TASK REQUIREMENTS: Search for the word "text" in the entries. Each line that holds it should be copied.

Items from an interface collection
- - - - -

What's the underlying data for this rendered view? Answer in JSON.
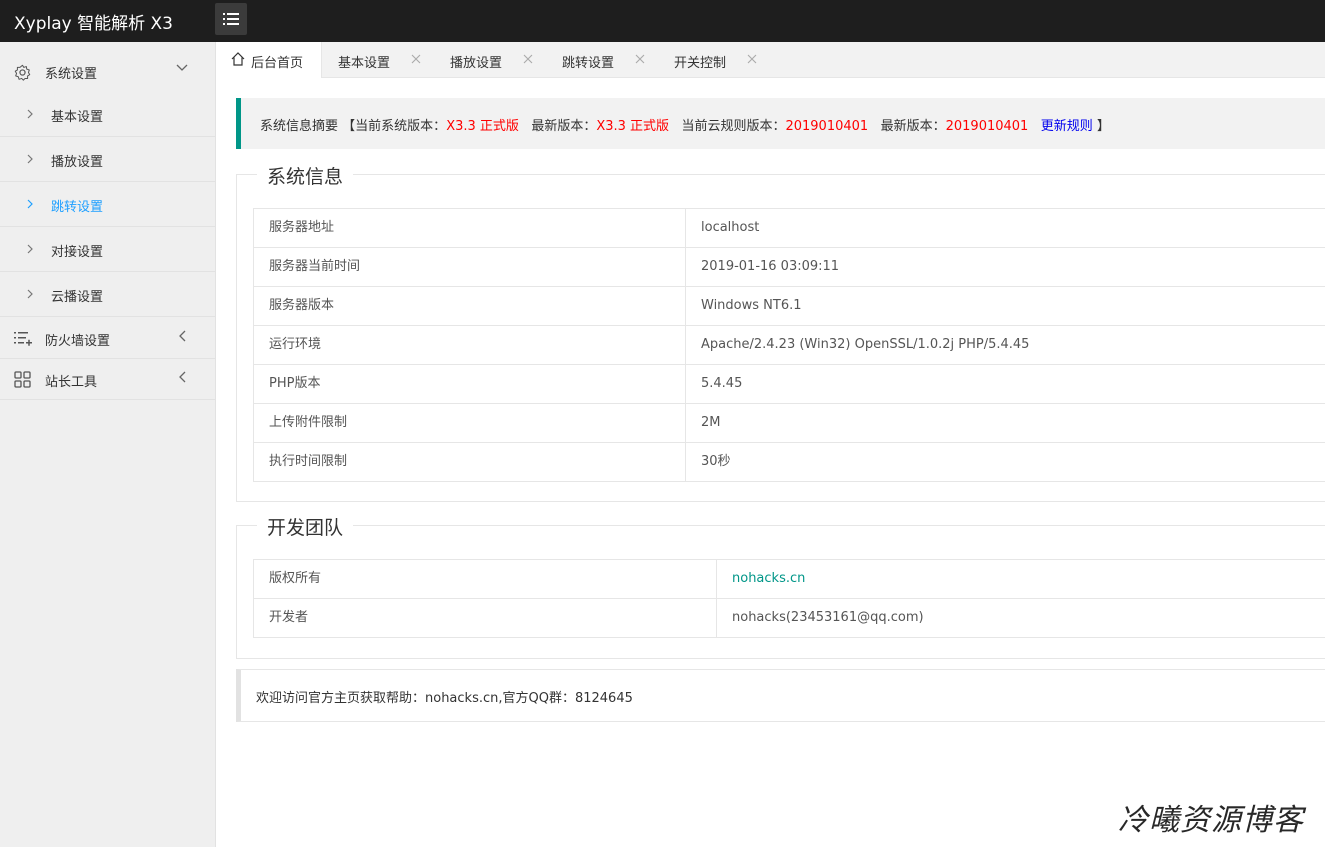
{
  "header": {
    "title": "Xyplay 智能解析 X3"
  },
  "sidebar": {
    "groups": [
      {
        "label": "系统设置",
        "icon": "gear-icon",
        "expanded": true
      },
      {
        "label": "防火墙设置",
        "icon": "list-add-icon"
      },
      {
        "label": "站长工具",
        "icon": "grid-icon"
      }
    ],
    "items": [
      {
        "label": "基本设置"
      },
      {
        "label": "播放设置"
      },
      {
        "label": "跳转设置",
        "active": true
      },
      {
        "label": "对接设置"
      },
      {
        "label": "云播设置"
      }
    ]
  },
  "tabs": [
    {
      "label": "后台首页",
      "active": true
    },
    {
      "label": "基本设置"
    },
    {
      "label": "播放设置"
    },
    {
      "label": "跳转设置"
    },
    {
      "label": "开关控制"
    }
  ],
  "summary": {
    "prefix": "系统信息摘要",
    "open": "【",
    "cur_label": "当前系统版本：",
    "cur_value": "X3.3 正式版",
    "latest_label": "最新版本：",
    "latest_value": "X3.3 正式版",
    "rule_label": "当前云规则版本：",
    "rule_value": "2019010401",
    "latest_rule_label": "最新版本：",
    "latest_rule_value": "2019010401",
    "update_link": "更新规则",
    "close": "】"
  },
  "sysinfo": {
    "title": "系统信息",
    "rows": [
      {
        "key": "服务器地址",
        "value": "localhost"
      },
      {
        "key": "服务器当前时间",
        "value": "2019-01-16 03:09:11"
      },
      {
        "key": "服务器版本",
        "value": "Windows NT6.1"
      },
      {
        "key": "运行环境",
        "value": "Apache/2.4.23 (Win32) OpenSSL/1.0.2j PHP/5.4.45"
      },
      {
        "key": "PHP版本",
        "value": "5.4.45"
      },
      {
        "key": "上传附件限制",
        "value": "2M"
      },
      {
        "key": "执行时间限制",
        "value": "30秒"
      }
    ]
  },
  "team": {
    "title": "开发团队",
    "rows": [
      {
        "key": "版权所有",
        "value": "nohacks.cn"
      },
      {
        "key": "开发者",
        "value": "nohacks(23453161@qq.com)"
      }
    ]
  },
  "notice": {
    "text": "欢迎访问官方主页获取帮助：nohacks.cn,官方QQ群：8124645"
  },
  "watermark": {
    "text": "冷曦资源博客"
  },
  "colors": {
    "accent": "#009688",
    "active_link": "#1e9fff",
    "highlight": "#ff0000",
    "link_blue": "#0000ee",
    "header_bg": "#1e1e1e"
  }
}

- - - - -

RESULT BELOW:
    "text": "欢迎访问官方主页获取帮助：nohacks.cn,官方QQ群：8124645"
    "text": "冷曦资源博客"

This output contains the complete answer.